Wildlife habitat created from super-sewer spoil

Little ringed plovers are among birds spotted at the Rainham site. Image: Sonika Agarwal, Unsplash

Spoil excavated from London’s 25km super sewer project is being used to create a wildlife habitat inside the M25 motorway, which circles the UK capital.

Nearly 1.5m tonnes of clay and chalk from the Thames Tideway Tunnel project is transforming the 100-hectare site in Rainham, Essex. Clay excavated and transported by barge from west London is creating an impermeable layer to retain water in new lakes, while the chalk excavated from the east of London is being used to create a varied landscape.

The plot on the northern bank of the Thames is owned by the Royal Society for the Protection of Birds (RSPB) and managed by the Port of London Authority and its contractor Land & Water. It sits close to two existing RSPB sites – Rainham Marshes and Wennington Marshes Nature Reserve - and is already home to a number of bird species, including lapwing, little ringed plover and red shank.

Clay and chalk are being used to create the 100-hectare wildlife habitat. Image: Tideway

“To see this site being restored in this way, using material dug out from deep beneath London, is just fantastic."

Alan Johnson, RSPB

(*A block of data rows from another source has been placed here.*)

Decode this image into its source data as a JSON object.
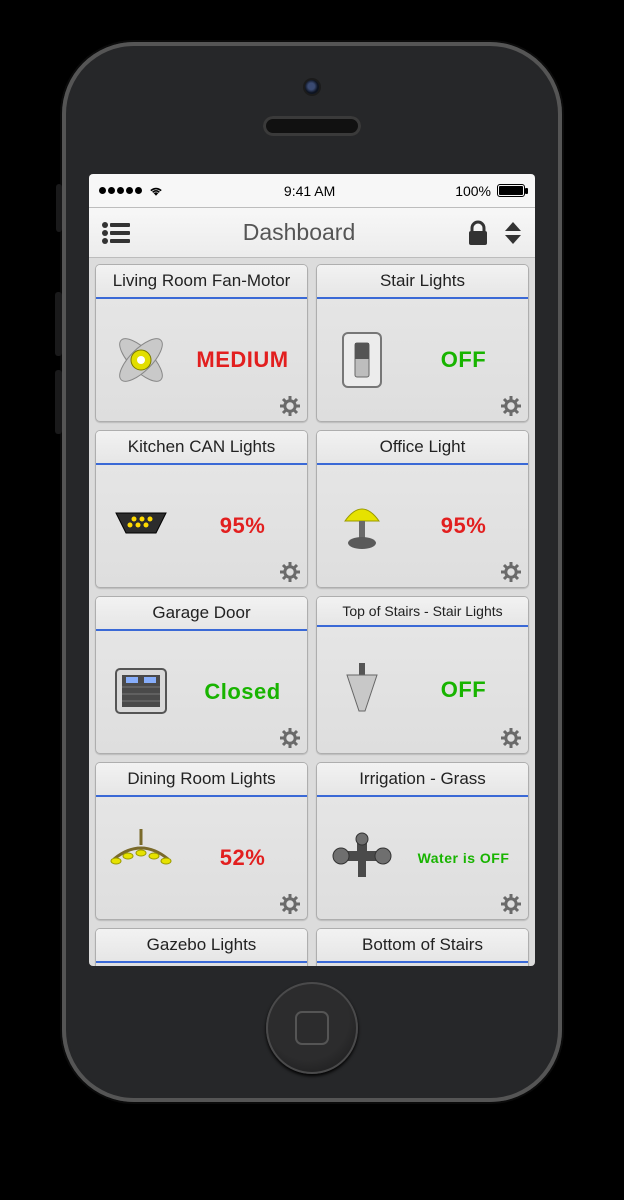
{
  "statusbar": {
    "time": "9:41 AM",
    "battery": "100%"
  },
  "header": {
    "title": "Dashboard"
  },
  "tiles": [
    {
      "title": "Living Room Fan-Motor",
      "value": "MEDIUM",
      "color": "red",
      "icon": "fan"
    },
    {
      "title": "Stair Lights",
      "value": "OFF",
      "color": "green",
      "icon": "switch"
    },
    {
      "title": "Kitchen CAN Lights",
      "value": "95%",
      "color": "red",
      "icon": "canlight"
    },
    {
      "title": "Office Light",
      "value": "95%",
      "color": "red",
      "icon": "lamp"
    },
    {
      "title": "Garage Door",
      "value": "Closed",
      "color": "green",
      "icon": "garage"
    },
    {
      "title": "Top of Stairs - Stair Lights",
      "value": "OFF",
      "color": "green",
      "icon": "sconce",
      "small_title": true
    },
    {
      "title": "Dining Room Lights",
      "value": "52%",
      "color": "red",
      "icon": "chandelier"
    },
    {
      "title": "Irrigation - Grass",
      "value": "Water is OFF",
      "color": "green",
      "icon": "sprinkler",
      "small_value": true
    },
    {
      "title": "Gazebo Lights",
      "cut": true
    },
    {
      "title": "Bottom of Stairs",
      "cut": true
    }
  ]
}
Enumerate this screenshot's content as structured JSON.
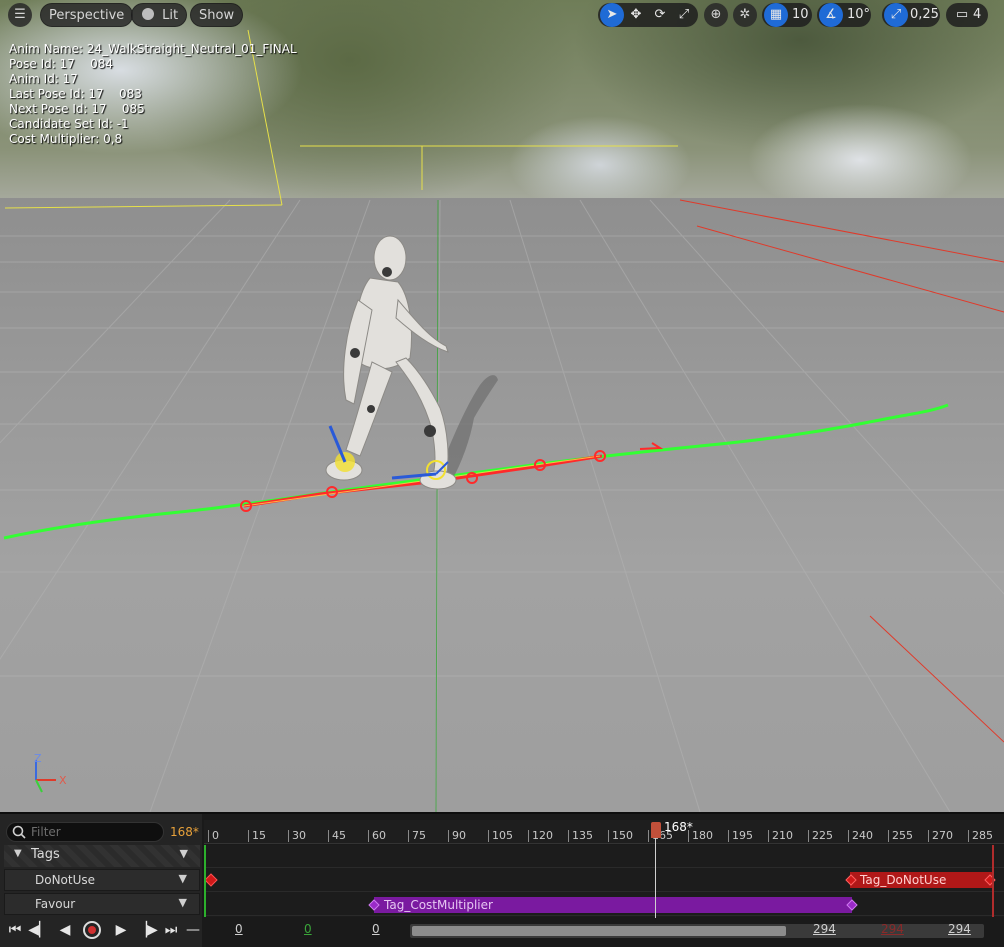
{
  "toolbar": {
    "menu_icon": "hamburger-icon",
    "view_mode": "Perspective",
    "lighting": "Lit",
    "show": "Show",
    "grid_snap": "10",
    "rotation_snap": "10°",
    "scale_snap": "0,25",
    "camera_speed": "4"
  },
  "overlay": {
    "lines": [
      "Anim Name: 24_WalkStraight_Neutral_01_FINAL",
      "Pose Id: 17    084",
      "Anim Id: 17",
      "Last Pose Id: 17    083",
      "Next Pose Id: 17    085",
      "Candidate Set Id: -1",
      "Cost Multiplier: 0,8"
    ]
  },
  "axis": {
    "z": "Z",
    "x": "X"
  },
  "timeline": {
    "filter_placeholder": "Filter",
    "current_frame": "168*",
    "tags_label": "Tags",
    "tracks": [
      "DoNotUse",
      "Favour"
    ],
    "ruler_ticks": [
      "0",
      "15",
      "30",
      "45",
      "60",
      "75",
      "90",
      "105",
      "120",
      "135",
      "150",
      "165",
      "180",
      "195",
      "210",
      "225",
      "240",
      "255",
      "270",
      "285"
    ],
    "playhead_label": "168*",
    "notifies": [
      {
        "label": "Tag_DoNotUse",
        "color": "#b01818"
      },
      {
        "label": "Tag_CostMultiplier",
        "color": "#7a1aa0"
      }
    ],
    "range_start": "0",
    "range_start_green": "0",
    "view_start": "0",
    "view_end": "294",
    "range_end_red": "294",
    "range_end": "294"
  },
  "colors": {
    "accent": "#1f6bd6",
    "trajectory": "#33ff33",
    "playhead": "#c2503a",
    "frame_orange": "#e8a13a"
  }
}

Alan Johnson, RSPB’s area manager for Kent and Essex, said, “To see this site being restored in this way, using material dug out from deep beneath London, is just fantastic. Many bird species are returning and we fully expect the wildlife here to flourish as the site develops over the coming years.”

Historically, the site has been used as a dredging disposal facility but in recent times, there has been a desire from the RSPB and Natural England to restore it to a wetland for wildlife.

Tideway is delivering a major upgrade of London’s sewer system to cope with the city's growing population. Due to complete in 2025, the 7.2m-diameter, 25km tunnel will intercept, store and ultimately transfer sewage waste away from the River Thames.

In its early planning phase, Tideway had committed to beneficially reuse 85% of its excavated spoil and for 90% of this material to be transported by river – and Rainham was seen as an ideal site.

Samantha Freelove, Tideway legacy and sustainability manager, said, “As we work to protect the River Thames from sewage pollution, we want to be an environmental project not just in what we’re doing but in how we’re doing it. That’s why our collaboration with the RSPB and Land & Water, to ensure the spoil we’re excavating is being reused in the best way possible, has been so important.”

The Tideway Tunnel will intercept, store and transfer sewage away from the Thames. Image: Tideway